:: Work to be completed ::
From the records that follow, give the number of lines that include the word "Favorites", with no further words.
BEGIN Extracted data
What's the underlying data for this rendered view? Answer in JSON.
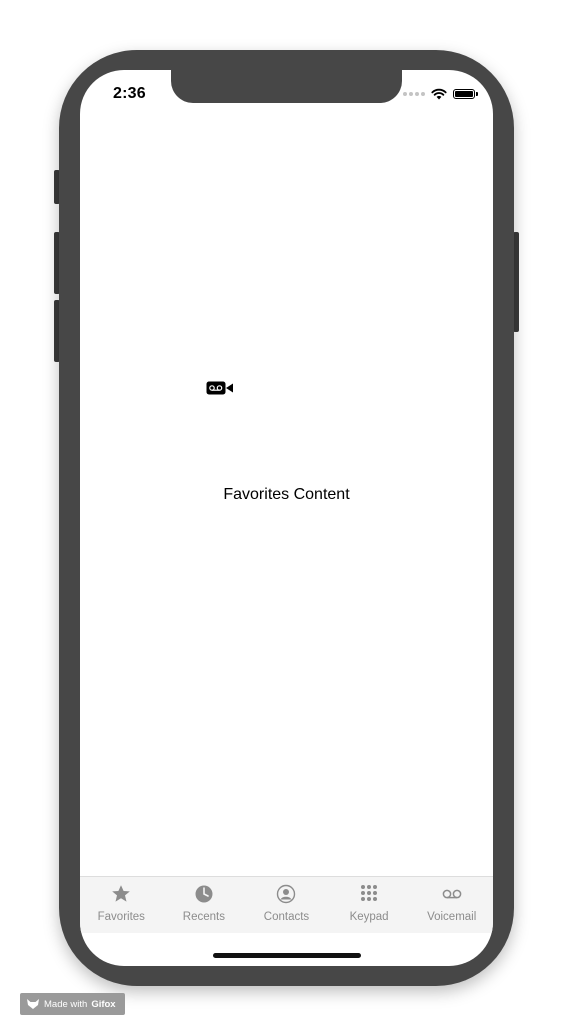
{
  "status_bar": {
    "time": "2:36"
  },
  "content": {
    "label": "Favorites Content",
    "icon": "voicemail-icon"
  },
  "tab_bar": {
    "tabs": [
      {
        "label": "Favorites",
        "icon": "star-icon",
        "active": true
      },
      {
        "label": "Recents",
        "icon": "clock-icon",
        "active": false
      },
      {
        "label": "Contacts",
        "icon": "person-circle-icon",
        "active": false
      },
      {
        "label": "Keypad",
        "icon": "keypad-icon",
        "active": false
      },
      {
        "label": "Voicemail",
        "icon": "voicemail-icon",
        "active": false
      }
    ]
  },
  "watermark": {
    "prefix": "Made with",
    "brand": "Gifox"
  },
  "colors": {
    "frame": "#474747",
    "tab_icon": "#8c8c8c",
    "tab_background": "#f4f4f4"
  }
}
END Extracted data
:: Written response ::
2